• Activity: Every record should be written out exactly, please.

Collected data entries:
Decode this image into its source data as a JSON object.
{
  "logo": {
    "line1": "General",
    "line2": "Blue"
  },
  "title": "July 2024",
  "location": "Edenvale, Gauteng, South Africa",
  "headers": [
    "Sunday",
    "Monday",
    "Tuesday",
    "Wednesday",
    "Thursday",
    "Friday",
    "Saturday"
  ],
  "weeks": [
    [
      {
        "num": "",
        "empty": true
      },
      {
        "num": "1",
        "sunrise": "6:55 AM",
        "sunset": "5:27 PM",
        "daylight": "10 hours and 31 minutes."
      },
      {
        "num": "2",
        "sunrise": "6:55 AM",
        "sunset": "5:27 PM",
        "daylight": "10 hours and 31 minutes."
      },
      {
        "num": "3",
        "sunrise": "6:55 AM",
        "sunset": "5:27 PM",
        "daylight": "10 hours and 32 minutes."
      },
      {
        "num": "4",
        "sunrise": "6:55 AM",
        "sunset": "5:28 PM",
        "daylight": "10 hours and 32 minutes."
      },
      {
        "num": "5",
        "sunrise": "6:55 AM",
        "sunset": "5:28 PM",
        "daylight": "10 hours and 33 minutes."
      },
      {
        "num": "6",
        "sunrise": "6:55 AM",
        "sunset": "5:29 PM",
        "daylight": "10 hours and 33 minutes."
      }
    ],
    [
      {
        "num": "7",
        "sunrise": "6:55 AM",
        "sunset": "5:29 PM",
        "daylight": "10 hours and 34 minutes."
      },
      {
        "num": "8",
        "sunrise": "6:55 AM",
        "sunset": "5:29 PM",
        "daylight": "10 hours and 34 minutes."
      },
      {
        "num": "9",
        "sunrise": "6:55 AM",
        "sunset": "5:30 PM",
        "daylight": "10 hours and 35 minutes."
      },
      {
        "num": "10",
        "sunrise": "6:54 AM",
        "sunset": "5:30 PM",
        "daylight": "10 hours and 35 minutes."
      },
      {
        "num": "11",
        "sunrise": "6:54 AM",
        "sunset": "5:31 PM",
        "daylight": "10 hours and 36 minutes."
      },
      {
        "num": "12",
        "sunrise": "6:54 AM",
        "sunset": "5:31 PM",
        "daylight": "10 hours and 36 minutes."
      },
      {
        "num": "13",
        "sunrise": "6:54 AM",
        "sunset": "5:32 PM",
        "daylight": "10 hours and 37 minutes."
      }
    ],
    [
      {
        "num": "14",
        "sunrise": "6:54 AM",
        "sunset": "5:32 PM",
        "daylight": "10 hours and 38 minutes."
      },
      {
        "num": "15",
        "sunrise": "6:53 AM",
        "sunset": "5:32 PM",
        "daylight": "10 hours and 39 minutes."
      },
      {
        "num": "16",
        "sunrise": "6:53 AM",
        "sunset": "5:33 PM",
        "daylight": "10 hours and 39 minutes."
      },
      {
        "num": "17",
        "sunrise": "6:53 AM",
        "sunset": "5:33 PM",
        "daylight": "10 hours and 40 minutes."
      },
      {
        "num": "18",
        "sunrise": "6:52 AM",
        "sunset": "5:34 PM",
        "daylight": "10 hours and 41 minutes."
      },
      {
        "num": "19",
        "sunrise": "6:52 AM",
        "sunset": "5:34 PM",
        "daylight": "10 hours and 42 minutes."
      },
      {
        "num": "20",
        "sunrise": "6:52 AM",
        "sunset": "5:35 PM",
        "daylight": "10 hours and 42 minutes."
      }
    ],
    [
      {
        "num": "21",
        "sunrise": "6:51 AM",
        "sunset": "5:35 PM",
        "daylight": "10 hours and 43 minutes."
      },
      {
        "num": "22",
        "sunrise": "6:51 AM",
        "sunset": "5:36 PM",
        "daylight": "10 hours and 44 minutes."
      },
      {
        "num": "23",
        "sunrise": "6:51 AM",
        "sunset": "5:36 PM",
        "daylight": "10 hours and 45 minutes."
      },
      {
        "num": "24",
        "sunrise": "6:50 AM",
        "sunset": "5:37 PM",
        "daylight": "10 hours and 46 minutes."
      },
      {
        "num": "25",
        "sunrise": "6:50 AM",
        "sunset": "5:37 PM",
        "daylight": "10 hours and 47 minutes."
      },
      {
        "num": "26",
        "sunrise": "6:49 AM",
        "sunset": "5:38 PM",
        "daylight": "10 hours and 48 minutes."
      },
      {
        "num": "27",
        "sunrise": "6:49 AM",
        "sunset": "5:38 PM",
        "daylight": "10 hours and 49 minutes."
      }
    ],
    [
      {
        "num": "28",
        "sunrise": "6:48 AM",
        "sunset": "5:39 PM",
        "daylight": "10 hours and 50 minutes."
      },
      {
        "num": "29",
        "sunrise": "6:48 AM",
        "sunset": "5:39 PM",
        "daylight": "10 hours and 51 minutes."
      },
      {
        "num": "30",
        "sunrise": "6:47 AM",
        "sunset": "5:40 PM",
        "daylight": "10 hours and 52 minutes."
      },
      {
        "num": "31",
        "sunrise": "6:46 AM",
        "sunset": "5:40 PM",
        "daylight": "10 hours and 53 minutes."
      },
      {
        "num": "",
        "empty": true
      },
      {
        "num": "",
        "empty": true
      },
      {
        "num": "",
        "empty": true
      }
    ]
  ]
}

• Reply:
Decode this image into its source data as a JSON object.
{
  "logo": {
    "line1": "General",
    "line2": "Blue"
  },
  "title": "July 2024",
  "location": "Edenvale, Gauteng, South Africa",
  "headers": [
    "Sunday",
    "Monday",
    "Tuesday",
    "Wednesday",
    "Thursday",
    "Friday",
    "Saturday"
  ],
  "weeks": [
    [
      {
        "num": "",
        "empty": true
      },
      {
        "num": "1",
        "sunrise": "6:55 AM",
        "sunset": "5:27 PM",
        "daylight": "10 hours and 31 minutes."
      },
      {
        "num": "2",
        "sunrise": "6:55 AM",
        "sunset": "5:27 PM",
        "daylight": "10 hours and 31 minutes."
      },
      {
        "num": "3",
        "sunrise": "6:55 AM",
        "sunset": "5:27 PM",
        "daylight": "10 hours and 32 minutes."
      },
      {
        "num": "4",
        "sunrise": "6:55 AM",
        "sunset": "5:28 PM",
        "daylight": "10 hours and 32 minutes."
      },
      {
        "num": "5",
        "sunrise": "6:55 AM",
        "sunset": "5:28 PM",
        "daylight": "10 hours and 33 minutes."
      },
      {
        "num": "6",
        "sunrise": "6:55 AM",
        "sunset": "5:29 PM",
        "daylight": "10 hours and 33 minutes."
      }
    ],
    [
      {
        "num": "7",
        "sunrise": "6:55 AM",
        "sunset": "5:29 PM",
        "daylight": "10 hours and 34 minutes."
      },
      {
        "num": "8",
        "sunrise": "6:55 AM",
        "sunset": "5:29 PM",
        "daylight": "10 hours and 34 minutes."
      },
      {
        "num": "9",
        "sunrise": "6:55 AM",
        "sunset": "5:30 PM",
        "daylight": "10 hours and 35 minutes."
      },
      {
        "num": "10",
        "sunrise": "6:54 AM",
        "sunset": "5:30 PM",
        "daylight": "10 hours and 35 minutes."
      },
      {
        "num": "11",
        "sunrise": "6:54 AM",
        "sunset": "5:31 PM",
        "daylight": "10 hours and 36 minutes."
      },
      {
        "num": "12",
        "sunrise": "6:54 AM",
        "sunset": "5:31 PM",
        "daylight": "10 hours and 36 minutes."
      },
      {
        "num": "13",
        "sunrise": "6:54 AM",
        "sunset": "5:32 PM",
        "daylight": "10 hours and 37 minutes."
      }
    ],
    [
      {
        "num": "14",
        "sunrise": "6:54 AM",
        "sunset": "5:32 PM",
        "daylight": "10 hours and 38 minutes."
      },
      {
        "num": "15",
        "sunrise": "6:53 AM",
        "sunset": "5:32 PM",
        "daylight": "10 hours and 39 minutes."
      },
      {
        "num": "16",
        "sunrise": "6:53 AM",
        "sunset": "5:33 PM",
        "daylight": "10 hours and 39 minutes."
      },
      {
        "num": "17",
        "sunrise": "6:53 AM",
        "sunset": "5:33 PM",
        "daylight": "10 hours and 40 minutes."
      },
      {
        "num": "18",
        "sunrise": "6:52 AM",
        "sunset": "5:34 PM",
        "daylight": "10 hours and 41 minutes."
      },
      {
        "num": "19",
        "sunrise": "6:52 AM",
        "sunset": "5:34 PM",
        "daylight": "10 hours and 42 minutes."
      },
      {
        "num": "20",
        "sunrise": "6:52 AM",
        "sunset": "5:35 PM",
        "daylight": "10 hours and 42 minutes."
      }
    ],
    [
      {
        "num": "21",
        "sunrise": "6:51 AM",
        "sunset": "5:35 PM",
        "daylight": "10 hours and 43 minutes."
      },
      {
        "num": "22",
        "sunrise": "6:51 AM",
        "sunset": "5:36 PM",
        "daylight": "10 hours and 44 minutes."
      },
      {
        "num": "23",
        "sunrise": "6:51 AM",
        "sunset": "5:36 PM",
        "daylight": "10 hours and 45 minutes."
      },
      {
        "num": "24",
        "sunrise": "6:50 AM",
        "sunset": "5:37 PM",
        "daylight": "10 hours and 46 minutes."
      },
      {
        "num": "25",
        "sunrise": "6:50 AM",
        "sunset": "5:37 PM",
        "daylight": "10 hours and 47 minutes."
      },
      {
        "num": "26",
        "sunrise": "6:49 AM",
        "sunset": "5:38 PM",
        "daylight": "10 hours and 48 minutes."
      },
      {
        "num": "27",
        "sunrise": "6:49 AM",
        "sunset": "5:38 PM",
        "daylight": "10 hours and 49 minutes."
      }
    ],
    [
      {
        "num": "28",
        "sunrise": "6:48 AM",
        "sunset": "5:39 PM",
        "daylight": "10 hours and 50 minutes."
      },
      {
        "num": "29",
        "sunrise": "6:48 AM",
        "sunset": "5:39 PM",
        "daylight": "10 hours and 51 minutes."
      },
      {
        "num": "30",
        "sunrise": "6:47 AM",
        "sunset": "5:40 PM",
        "daylight": "10 hours and 52 minutes."
      },
      {
        "num": "31",
        "sunrise": "6:46 AM",
        "sunset": "5:40 PM",
        "daylight": "10 hours and 53 minutes."
      },
      {
        "num": "",
        "empty": true
      },
      {
        "num": "",
        "empty": true
      },
      {
        "num": "",
        "empty": true
      }
    ]
  ]
}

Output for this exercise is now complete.